▶ [Activity] Give back each entry unchanged, minus pictures.

▶ [Records for this exercise]
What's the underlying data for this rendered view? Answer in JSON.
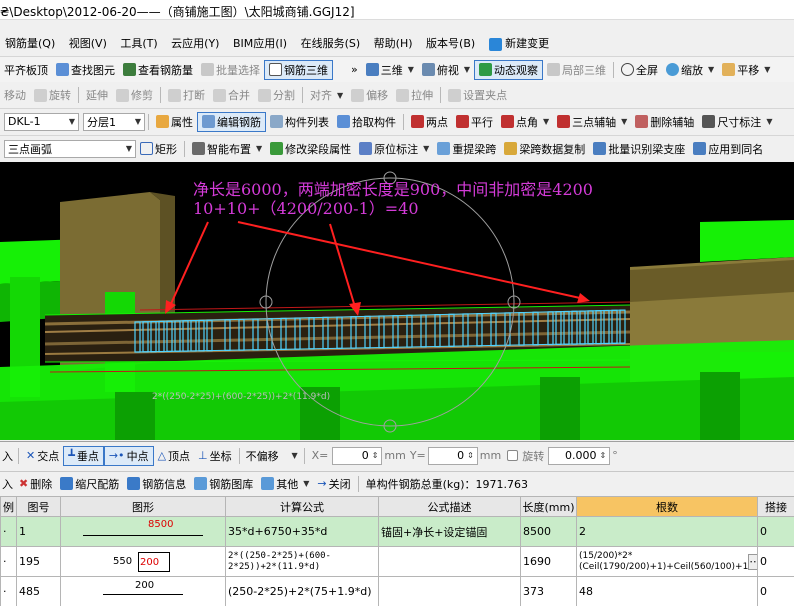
{
  "title": "₴\\Desktop\\2012-06-20——（商铺施工图）\\太阳城商铺.GGJ12]",
  "menu": [
    "钢筋量(Q)",
    "视图(V)",
    "工具(T)",
    "云应用(Y)",
    "BIM应用(I)",
    "在线服务(S)",
    "帮助(H)",
    "版本号(B)",
    "新建变更"
  ],
  "tb1": {
    "items": [
      "平齐板顶",
      "查找图元",
      "查看钢筋量",
      "批量选择",
      "钢筋三维"
    ],
    "right": [
      "三维",
      "俯视",
      "动态观察",
      "局部三维",
      "全屏",
      "缩放",
      "平移"
    ]
  },
  "tb2": [
    "移动",
    "旋转",
    "延伸",
    "修剪",
    "打断",
    "合并",
    "分割",
    "对齐",
    "偏移",
    "拉伸",
    "设置夹点"
  ],
  "tb3": {
    "element": "DKL-1",
    "layer": "分层1",
    "items": [
      "属性",
      "编辑钢筋",
      "构件列表",
      "拾取构件",
      "两点",
      "平行",
      "点角",
      "三点辅轴",
      "删除辅轴",
      "尺寸标注"
    ]
  },
  "tb4": {
    "draw": "三点画弧",
    "items": [
      "矩形",
      "智能布置",
      "修改梁段属性",
      "原位标注",
      "重提梁跨",
      "梁跨数据复制",
      "批量识别梁支座",
      "应用到同名"
    ]
  },
  "annotation": {
    "line1": "净长是6000，两端加密长度是900，中间非加密是4200",
    "line2": "10+10+（4200/200-1）=40",
    "formula": "2*((250-2*25)+(600-2*25))+2*(11.9*d)"
  },
  "snap": {
    "items": [
      "交点",
      "垂点",
      "中点",
      "顶点",
      "坐标"
    ],
    "mode": "不偏移",
    "x_label": "X=",
    "x_value": "0",
    "y_label": "Y=",
    "y_value": "0",
    "unit": "mm",
    "rotate_label": "旋转",
    "rotate_value": "0.000",
    "deg": "°"
  },
  "gridtb": {
    "items": [
      "删除",
      "缩尺配筋",
      "钢筋信息",
      "钢筋图库",
      "其他",
      "关闭"
    ],
    "total": "单构件钢筋总重(kg)：1971.763"
  },
  "grid": {
    "headers": [
      "例",
      "图号",
      "图形",
      "计算公式",
      "公式描述",
      "长度(mm)",
      "根数",
      "搭接"
    ],
    "rows": [
      {
        "c0": "·",
        "c1": "1",
        "shape_val": "8500",
        "formula": "35*d+6750+35*d",
        "desc": "锚固+净长+设定锚固",
        "length": "8500",
        "count": "2",
        "lap": "0"
      },
      {
        "c0": "·",
        "c1": "195",
        "shape_a": "550",
        "shape_b": "200",
        "formula": "2*((250-2*25)+(600-2*25))+2*(11.9*d)",
        "desc": "",
        "length": "1690",
        "count": "(15/200)*2*(Ceil(1790/200)+1)+Ceil(560/100)+1",
        "lap": "0"
      },
      {
        "c0": "·",
        "c1": "485",
        "shape_val": "200",
        "formula": "(250-2*25)+2*(75+1.9*d)",
        "desc": "",
        "length": "373",
        "count": "48",
        "lap": "0"
      }
    ]
  },
  "colors": {
    "beam_green": "#16f006",
    "wall": "#8a7a3a",
    "stirrup": "#4fd3ff",
    "annotation": "#d43bd8",
    "arrow": "#ff2020",
    "highlight_header": "#f7c463",
    "selected_row": "#c9ecc9"
  }
}
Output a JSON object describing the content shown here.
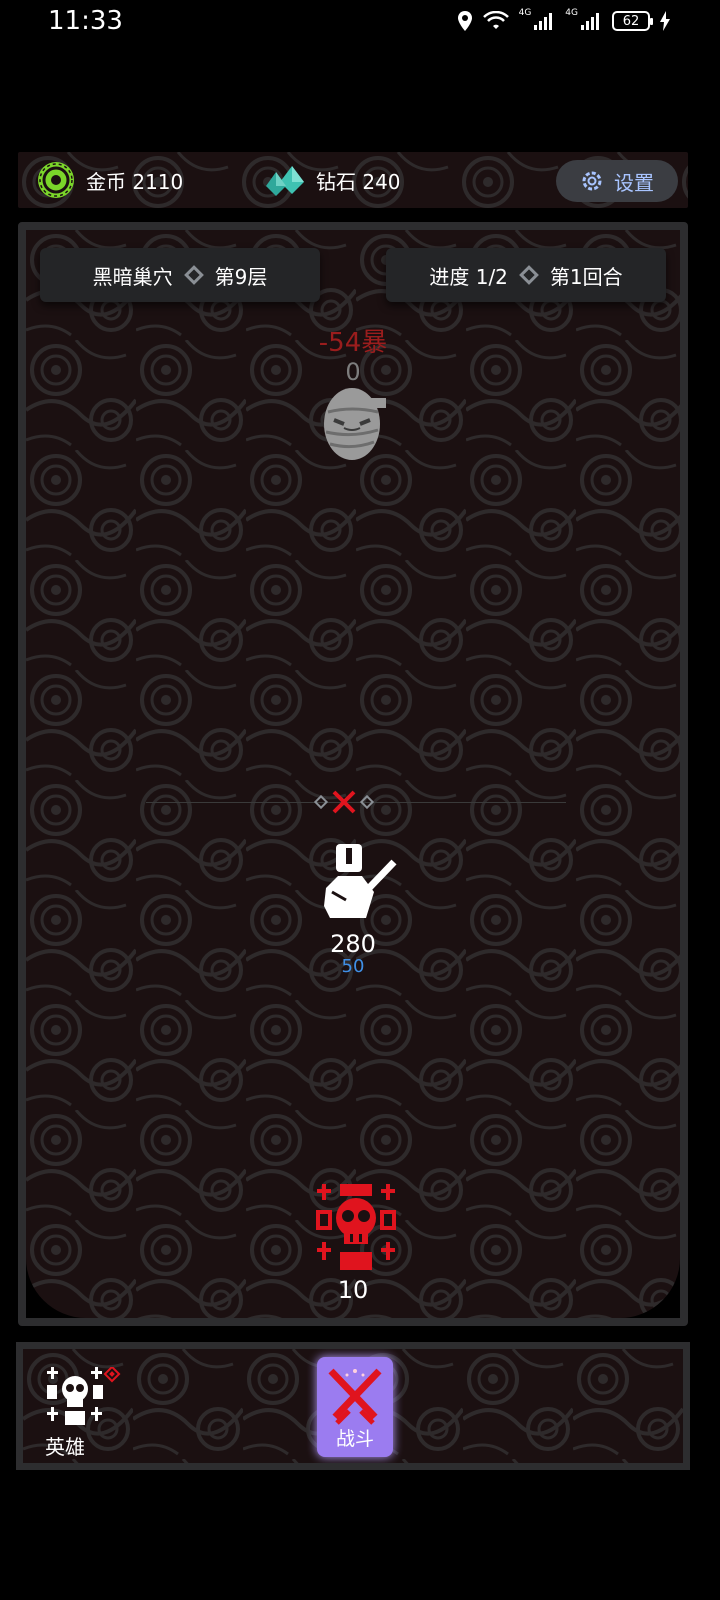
{
  "status_bar": {
    "time": "11:33",
    "network_1": "4G",
    "network_2": "4G",
    "battery": "62",
    "icons": [
      "location-icon",
      "wifi-icon",
      "signal-icon",
      "signal-icon",
      "battery-icon",
      "charging-icon"
    ]
  },
  "resources": {
    "gold_label": "金币 2110",
    "gem_label": "钻石 240",
    "settings_label": "设置"
  },
  "stage": {
    "location": "黑暗巢穴",
    "floor": "第9层",
    "progress": "进度 1/2",
    "round": "第1回合"
  },
  "enemy": {
    "damage_text": "-54暴",
    "hp": "0"
  },
  "hero": {
    "hp": "280",
    "shield": "50"
  },
  "boss": {
    "hp": "10"
  },
  "bottom": {
    "hero_label": "英雄",
    "battle_label": "战斗"
  },
  "colors": {
    "accent_purple": "#9b7cf0",
    "damage_red": "#9a1d1d",
    "shield_blue": "#3f8fe6",
    "boss_red": "#e0141e",
    "settings_text": "#a8c4ff"
  }
}
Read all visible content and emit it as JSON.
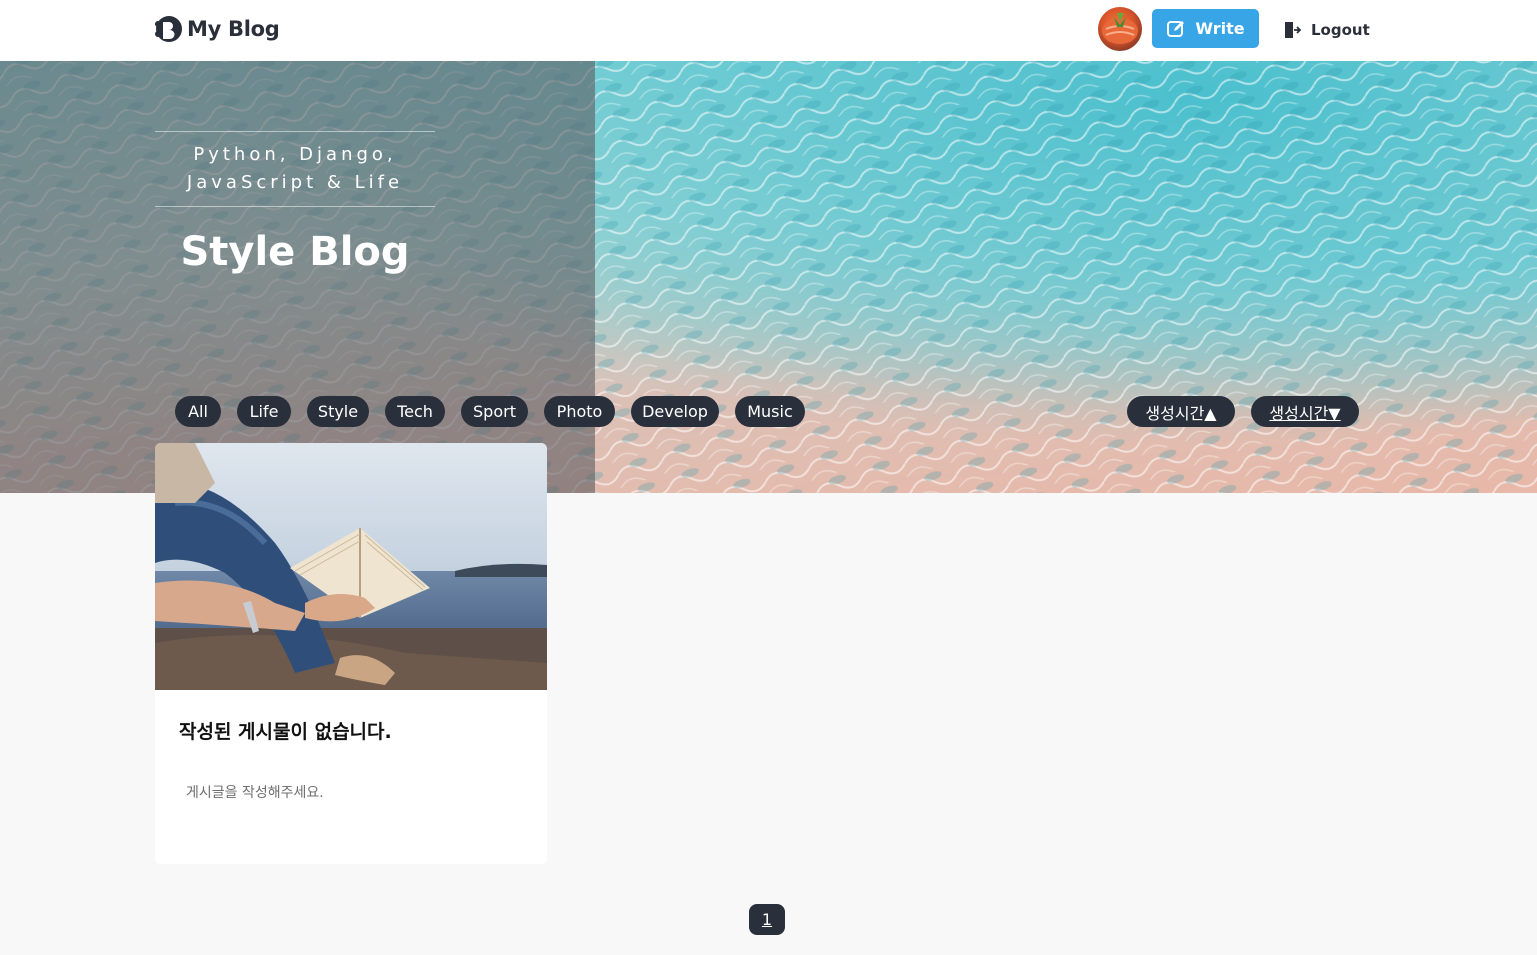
{
  "header": {
    "logo_text": "My Blog",
    "write_label": "Write",
    "logout_label": "Logout"
  },
  "hero": {
    "tagline_line1": "Python, Django,",
    "tagline_line2": "JavaScript & Life",
    "title": "Style Blog"
  },
  "categories": {
    "items": [
      "All",
      "Life",
      "Style",
      "Tech",
      "Sport",
      "Photo",
      "Develop",
      "Music"
    ]
  },
  "sort": {
    "asc_label": "생성시간▲",
    "desc_label": "생성시간▼"
  },
  "card": {
    "title": "작성된 게시물이 없습니다.",
    "body": "게시글을 작성해주세요."
  },
  "pagination": {
    "current": "1"
  },
  "colors": {
    "accent": "#37a5e6",
    "chip_bg": "#2a2f3c",
    "text_dark": "#2b2f3a",
    "page_bg": "#f8f8f8"
  }
}
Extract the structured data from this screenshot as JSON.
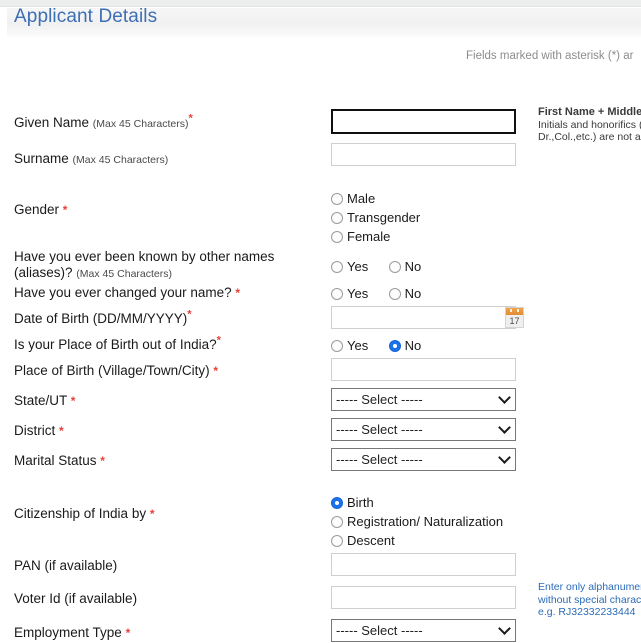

▶ [Completed task]
What's the underlying data for this rendered view? Answer in JSON.
{
  "title": "₴\\Desktop\\2012-06-20——（商铺施工图）\\太阳城商铺.GGJ12]",
  "menu": [
    "钢筋量(Q)",
    "视图(V)",
    "工具(T)",
    "云应用(Y)",
    "BIM应用(I)",
    "在线服务(S)",
    "帮助(H)",
    "版本号(B)",
    "新建变更"
  ],
  "tb1": {
    "items": [
      "平齐板顶",
      "查找图元",
      "查看钢筋量",
      "批量选择",
      "钢筋三维"
    ],
    "right": [
      "三维",
      "俯视",
      "动态观察",
      "局部三维",
      "全屏",
      "缩放",
      "平移"
    ]
  },
  "tb2": [
    "移动",
    "旋转",
    "延伸",
    "修剪",
    "打断",
    "合并",
    "分割",
    "对齐",
    "偏移",
    "拉伸",
    "设置夹点"
  ],
  "tb3": {
    "element": "DKL-1",
    "layer": "分层1",
    "items": [
      "属性",
      "编辑钢筋",
      "构件列表",
      "拾取构件",
      "两点",
      "平行",
      "点角",
      "三点辅轴",
      "删除辅轴",
      "尺寸标注"
    ]
  },
  "tb4": {
    "draw": "三点画弧",
    "items": [
      "矩形",
      "智能布置",
      "修改梁段属性",
      "原位标注",
      "重提梁跨",
      "梁跨数据复制",
      "批量识别梁支座",
      "应用到同名"
    ]
  },
  "annotation": {
    "line1": "净长是6000，两端加密长度是900，中间非加密是4200",
    "line2": "10+10+（4200/200-1）=40",
    "formula": "2*((250-2*25)+(600-2*25))+2*(11.9*d)"
  },
  "snap": {
    "items": [
      "交点",
      "垂点",
      "中点",
      "顶点",
      "坐标"
    ],
    "mode": "不偏移",
    "x_label": "X=",
    "x_value": "0",
    "y_label": "Y=",
    "y_value": "0",
    "unit": "mm",
    "rotate_label": "旋转",
    "rotate_value": "0.000",
    "deg": "°"
  },
  "gridtb": {
    "items": [
      "删除",
      "缩尺配筋",
      "钢筋信息",
      "钢筋图库",
      "其他",
      "关闭"
    ],
    "total": "单构件钢筋总重(kg)：1971.763"
  },
  "grid": {
    "headers": [
      "例",
      "图号",
      "图形",
      "计算公式",
      "公式描述",
      "长度(mm)",
      "根数",
      "搭接"
    ],
    "rows": [
      {
        "c0": "·",
        "c1": "1",
        "shape_val": "8500",
        "formula": "35*d+6750+35*d",
        "desc": "锚固+净长+设定锚固",
        "length": "8500",
        "count": "2",
        "lap": "0"
      },
      {
        "c0": "·",
        "c1": "195",
        "shape_a": "550",
        "shape_b": "200",
        "formula": "2*((250-2*25)+(600-2*25))+2*(11.9*d)",
        "desc": "",
        "length": "1690",
        "count": "(15/200)*2*(Ceil(1790/200)+1)+Ceil(560/100)+1",
        "lap": "0"
      },
      {
        "c0": "·",
        "c1": "485",
        "shape_val": "200",
        "formula": "(250-2*25)+2*(75+1.9*d)",
        "desc": "",
        "length": "373",
        "count": "48",
        "lap": "0"
      }
    ]
  },
  "colors": {
    "beam_green": "#16f006",
    "wall": "#8a7a3a",
    "stirrup": "#4fd3ff",
    "annotation": "#d43bd8",
    "arrow": "#ff2020",
    "highlight_header": "#f7c463",
    "selected_row": "#c9ecc9"
  }
}
Output a JSON object describing the content shown here.
{
  "status_bar": {
    "time": "11:33",
    "network_1": "4G",
    "network_2": "4G",
    "battery": "62",
    "icons": [
      "location-icon",
      "wifi-icon",
      "signal-icon",
      "signal-icon",
      "battery-icon",
      "charging-icon"
    ]
  },
  "resources": {
    "gold_label": "金币 2110",
    "gem_label": "钻石 240",
    "settings_label": "设置"
  },
  "stage": {
    "location": "黑暗巢穴",
    "floor": "第9层",
    "progress": "进度 1/2",
    "round": "第1回合"
  },
  "enemy": {
    "damage_text": "-54暴",
    "hp": "0"
  },
  "hero": {
    "hp": "280",
    "shield": "50"
  },
  "boss": {
    "hp": "10"
  },
  "bottom": {
    "hero_label": "英雄",
    "battle_label": "战斗"
  },
  "colors": {
    "accent_purple": "#9b7cf0",
    "damage_red": "#9a1d1d",
    "shield_blue": "#3f8fe6",
    "boss_red": "#e0141e",
    "settings_text": "#a8c4ff"
  }
}
Read all visible content and emit it as JSON.
{
  "header": {
    "logo_text": "My Blog",
    "write_label": "Write",
    "logout_label": "Logout"
  },
  "hero": {
    "tagline_line1": "Python, Django,",
    "tagline_line2": "JavaScript & Life",
    "title": "Style Blog"
  },
  "categories": {
    "items": [
      "All",
      "Life",
      "Style",
      "Tech",
      "Sport",
      "Photo",
      "Develop",
      "Music"
    ]
  },
  "sort": {
    "asc_label": "생성시간▲",
    "desc_label": "생성시간▼"
  },
  "card": {
    "title": "작성된 게시물이 없습니다.",
    "body": "게시글을 작성해주세요."
  },
  "pagination": {
    "current": "1"
  },
  "colors": {
    "accent": "#37a5e6",
    "chip_bg": "#2a2f3c",
    "text_dark": "#2b2f3a",
    "page_bg": "#f8f8f8"
  }
}
Extract the structured data from this screenshot as JSON.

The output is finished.